Study material:
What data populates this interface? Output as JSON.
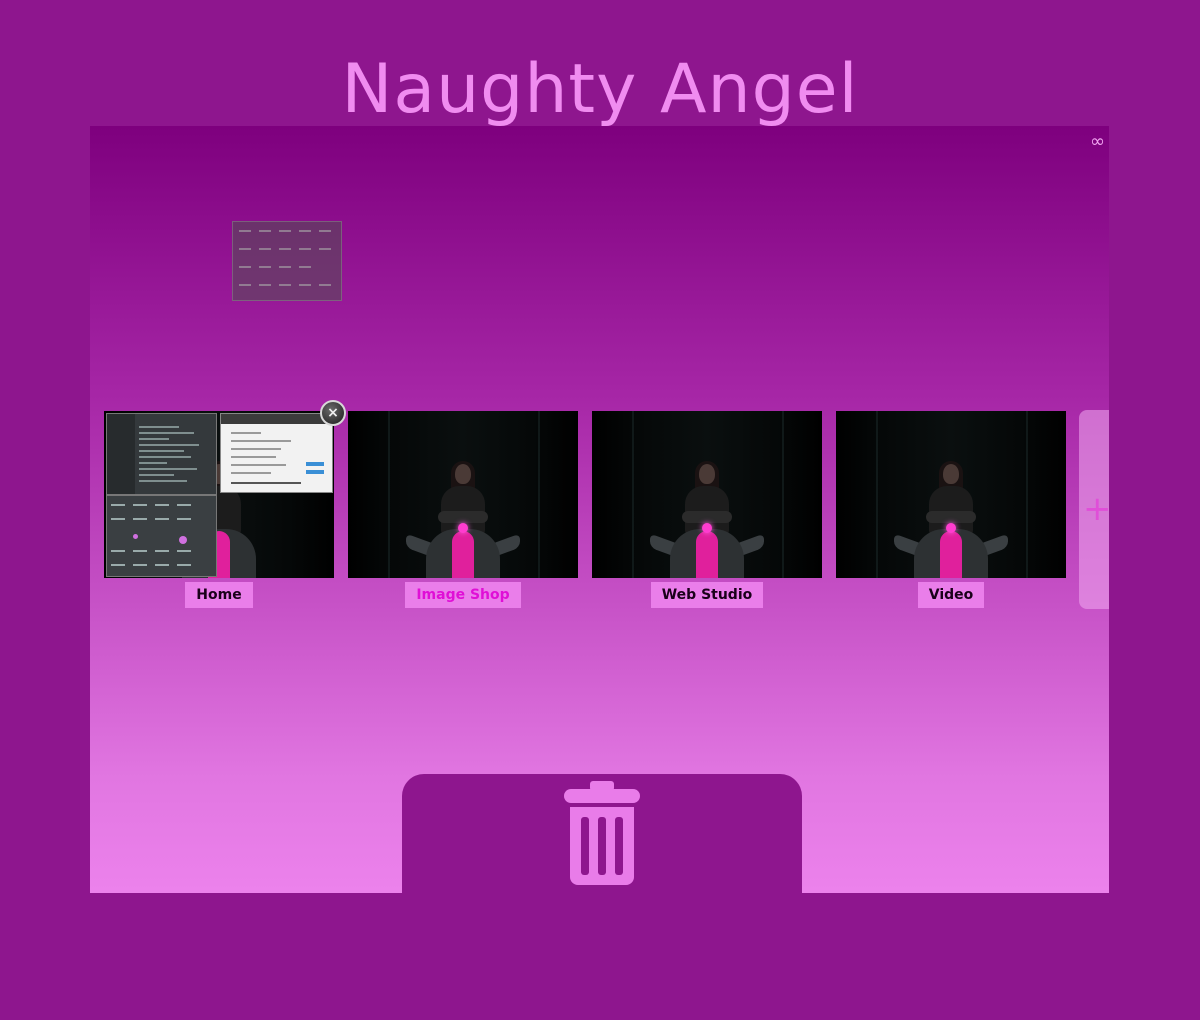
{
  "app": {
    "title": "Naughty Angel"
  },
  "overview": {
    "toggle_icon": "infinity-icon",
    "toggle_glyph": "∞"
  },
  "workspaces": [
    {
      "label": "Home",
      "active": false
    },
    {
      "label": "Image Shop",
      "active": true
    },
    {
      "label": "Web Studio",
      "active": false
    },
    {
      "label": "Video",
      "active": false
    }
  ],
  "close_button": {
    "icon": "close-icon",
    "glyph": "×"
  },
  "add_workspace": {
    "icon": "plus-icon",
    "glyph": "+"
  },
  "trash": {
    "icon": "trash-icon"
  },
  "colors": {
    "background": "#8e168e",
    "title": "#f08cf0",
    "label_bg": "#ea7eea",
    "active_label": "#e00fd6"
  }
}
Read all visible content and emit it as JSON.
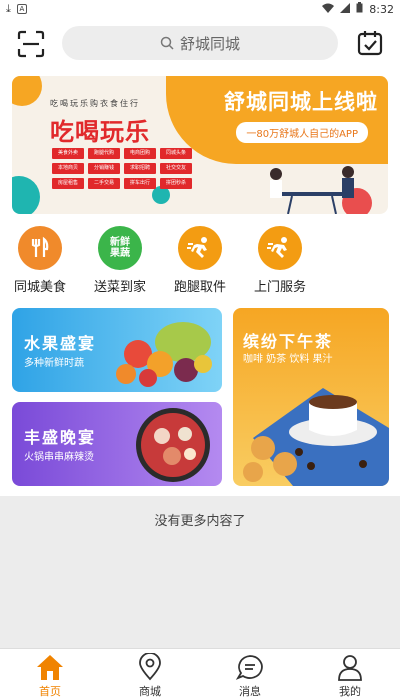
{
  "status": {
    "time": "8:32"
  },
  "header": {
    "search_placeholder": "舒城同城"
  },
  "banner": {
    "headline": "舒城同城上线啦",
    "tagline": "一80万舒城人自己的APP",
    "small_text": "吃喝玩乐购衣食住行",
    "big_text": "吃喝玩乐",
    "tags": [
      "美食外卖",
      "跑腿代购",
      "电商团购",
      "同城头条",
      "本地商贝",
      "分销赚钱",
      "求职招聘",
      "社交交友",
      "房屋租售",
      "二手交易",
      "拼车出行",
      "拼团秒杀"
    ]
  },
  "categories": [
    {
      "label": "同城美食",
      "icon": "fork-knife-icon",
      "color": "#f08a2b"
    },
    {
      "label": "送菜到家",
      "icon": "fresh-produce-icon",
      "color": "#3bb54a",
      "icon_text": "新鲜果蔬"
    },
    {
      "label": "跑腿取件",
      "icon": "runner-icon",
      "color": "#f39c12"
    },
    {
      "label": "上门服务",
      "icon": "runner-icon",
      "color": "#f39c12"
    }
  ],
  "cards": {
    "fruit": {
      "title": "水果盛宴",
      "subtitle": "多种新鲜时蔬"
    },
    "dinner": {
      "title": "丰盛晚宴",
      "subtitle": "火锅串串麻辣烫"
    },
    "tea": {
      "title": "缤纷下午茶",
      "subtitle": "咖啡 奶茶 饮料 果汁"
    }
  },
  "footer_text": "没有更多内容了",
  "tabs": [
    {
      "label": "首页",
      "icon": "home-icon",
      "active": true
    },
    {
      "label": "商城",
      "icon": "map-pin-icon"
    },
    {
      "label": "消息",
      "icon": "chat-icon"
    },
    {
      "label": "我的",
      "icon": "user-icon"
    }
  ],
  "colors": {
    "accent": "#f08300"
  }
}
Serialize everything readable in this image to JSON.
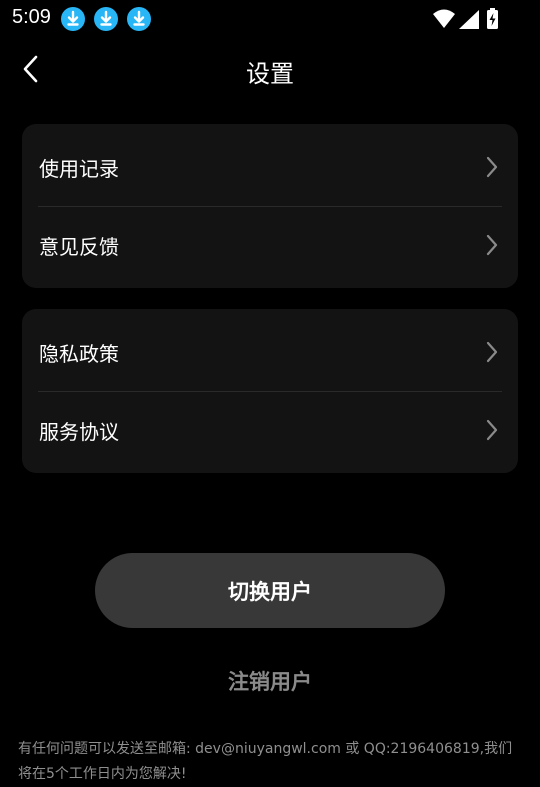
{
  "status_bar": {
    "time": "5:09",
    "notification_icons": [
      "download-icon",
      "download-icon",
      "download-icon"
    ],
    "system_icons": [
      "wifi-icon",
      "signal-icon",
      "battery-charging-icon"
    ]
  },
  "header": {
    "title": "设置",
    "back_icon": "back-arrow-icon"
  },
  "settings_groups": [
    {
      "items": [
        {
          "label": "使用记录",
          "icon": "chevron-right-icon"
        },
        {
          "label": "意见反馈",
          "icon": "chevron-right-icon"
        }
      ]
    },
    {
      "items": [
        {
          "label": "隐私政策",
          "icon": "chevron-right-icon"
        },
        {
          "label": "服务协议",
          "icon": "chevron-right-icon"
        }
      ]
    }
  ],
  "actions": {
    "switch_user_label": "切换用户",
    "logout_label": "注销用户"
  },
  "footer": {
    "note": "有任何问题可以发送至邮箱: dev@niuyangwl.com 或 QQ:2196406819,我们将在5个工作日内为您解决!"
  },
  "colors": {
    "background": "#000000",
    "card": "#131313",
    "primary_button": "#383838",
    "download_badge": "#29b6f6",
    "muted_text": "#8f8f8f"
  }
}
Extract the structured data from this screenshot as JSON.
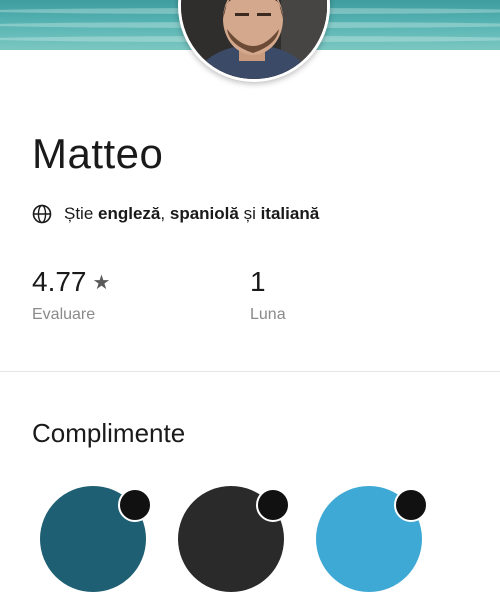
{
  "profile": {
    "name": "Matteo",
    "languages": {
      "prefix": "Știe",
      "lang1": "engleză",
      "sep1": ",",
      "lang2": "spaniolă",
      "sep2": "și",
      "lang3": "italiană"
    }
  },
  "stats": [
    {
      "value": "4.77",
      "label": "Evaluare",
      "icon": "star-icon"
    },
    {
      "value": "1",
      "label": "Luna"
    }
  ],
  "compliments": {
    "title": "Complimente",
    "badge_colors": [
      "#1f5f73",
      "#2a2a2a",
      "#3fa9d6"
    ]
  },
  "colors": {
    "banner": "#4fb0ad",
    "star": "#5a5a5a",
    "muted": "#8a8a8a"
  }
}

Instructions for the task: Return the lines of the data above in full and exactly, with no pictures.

Result for this task:
What data populates this interface? Output as JSON.
{
  "app": {
    "title": "Naughty Angel"
  },
  "overview": {
    "toggle_icon": "infinity-icon",
    "toggle_glyph": "∞"
  },
  "workspaces": [
    {
      "label": "Home",
      "active": false
    },
    {
      "label": "Image Shop",
      "active": true
    },
    {
      "label": "Web Studio",
      "active": false
    },
    {
      "label": "Video",
      "active": false
    }
  ],
  "close_button": {
    "icon": "close-icon",
    "glyph": "×"
  },
  "add_workspace": {
    "icon": "plus-icon",
    "glyph": "+"
  },
  "trash": {
    "icon": "trash-icon"
  },
  "colors": {
    "background": "#8e168e",
    "title": "#f08cf0",
    "label_bg": "#ea7eea",
    "active_label": "#e00fd6"
  }
}
Read all visible content and emit it as JSON.
{
  "status": {
    "time": "8:32"
  },
  "header": {
    "search_placeholder": "舒城同城"
  },
  "banner": {
    "headline": "舒城同城上线啦",
    "tagline": "一80万舒城人自己的APP",
    "small_text": "吃喝玩乐购衣食住行",
    "big_text": "吃喝玩乐",
    "tags": [
      "美食外卖",
      "跑腿代购",
      "电商团购",
      "同城头条",
      "本地商贝",
      "分销赚钱",
      "求职招聘",
      "社交交友",
      "房屋租售",
      "二手交易",
      "拼车出行",
      "拼团秒杀"
    ]
  },
  "categories": [
    {
      "label": "同城美食",
      "icon": "fork-knife-icon",
      "color": "#f08a2b"
    },
    {
      "label": "送菜到家",
      "icon": "fresh-produce-icon",
      "color": "#3bb54a",
      "icon_text": "新鲜果蔬"
    },
    {
      "label": "跑腿取件",
      "icon": "runner-icon",
      "color": "#f39c12"
    },
    {
      "label": "上门服务",
      "icon": "runner-icon",
      "color": "#f39c12"
    }
  ],
  "cards": {
    "fruit": {
      "title": "水果盛宴",
      "subtitle": "多种新鲜时蔬"
    },
    "dinner": {
      "title": "丰盛晚宴",
      "subtitle": "火锅串串麻辣烫"
    },
    "tea": {
      "title": "缤纷下午茶",
      "subtitle": "咖啡 奶茶 饮料 果汁"
    }
  },
  "footer_text": "没有更多内容了",
  "tabs": [
    {
      "label": "首页",
      "icon": "home-icon",
      "active": true
    },
    {
      "label": "商城",
      "icon": "map-pin-icon"
    },
    {
      "label": "消息",
      "icon": "chat-icon"
    },
    {
      "label": "我的",
      "icon": "user-icon"
    }
  ],
  "colors": {
    "accent": "#f08300"
  }
}
Serialize everything readable in this image to JSON.
{
  "status_bar": {
    "time": "5:09",
    "notification_icons": [
      "download-icon",
      "download-icon",
      "download-icon"
    ],
    "system_icons": [
      "wifi-icon",
      "signal-icon",
      "battery-charging-icon"
    ]
  },
  "header": {
    "title": "设置",
    "back_icon": "back-arrow-icon"
  },
  "settings_groups": [
    {
      "items": [
        {
          "label": "使用记录",
          "icon": "chevron-right-icon"
        },
        {
          "label": "意见反馈",
          "icon": "chevron-right-icon"
        }
      ]
    },
    {
      "items": [
        {
          "label": "隐私政策",
          "icon": "chevron-right-icon"
        },
        {
          "label": "服务协议",
          "icon": "chevron-right-icon"
        }
      ]
    }
  ],
  "actions": {
    "switch_user_label": "切换用户",
    "logout_label": "注销用户"
  },
  "footer": {
    "note": "有任何问题可以发送至邮箱: dev@niuyangwl.com 或 QQ:2196406819,我们将在5个工作日内为您解决!"
  },
  "colors": {
    "background": "#000000",
    "card": "#131313",
    "primary_button": "#383838",
    "download_badge": "#29b6f6",
    "muted_text": "#8f8f8f"
  }
}
Extract the structured data from this screenshot as JSON.
{
  "profile": {
    "name": "Matteo",
    "languages": {
      "prefix": "Știe",
      "lang1": "engleză",
      "sep1": ",",
      "lang2": "spaniolă",
      "sep2": "și",
      "lang3": "italiană"
    }
  },
  "stats": [
    {
      "value": "4.77",
      "label": "Evaluare",
      "icon": "star-icon"
    },
    {
      "value": "1",
      "label": "Luna"
    }
  ],
  "compliments": {
    "title": "Complimente",
    "badge_colors": [
      "#1f5f73",
      "#2a2a2a",
      "#3fa9d6"
    ]
  },
  "colors": {
    "banner": "#4fb0ad",
    "star": "#5a5a5a",
    "muted": "#8a8a8a"
  }
}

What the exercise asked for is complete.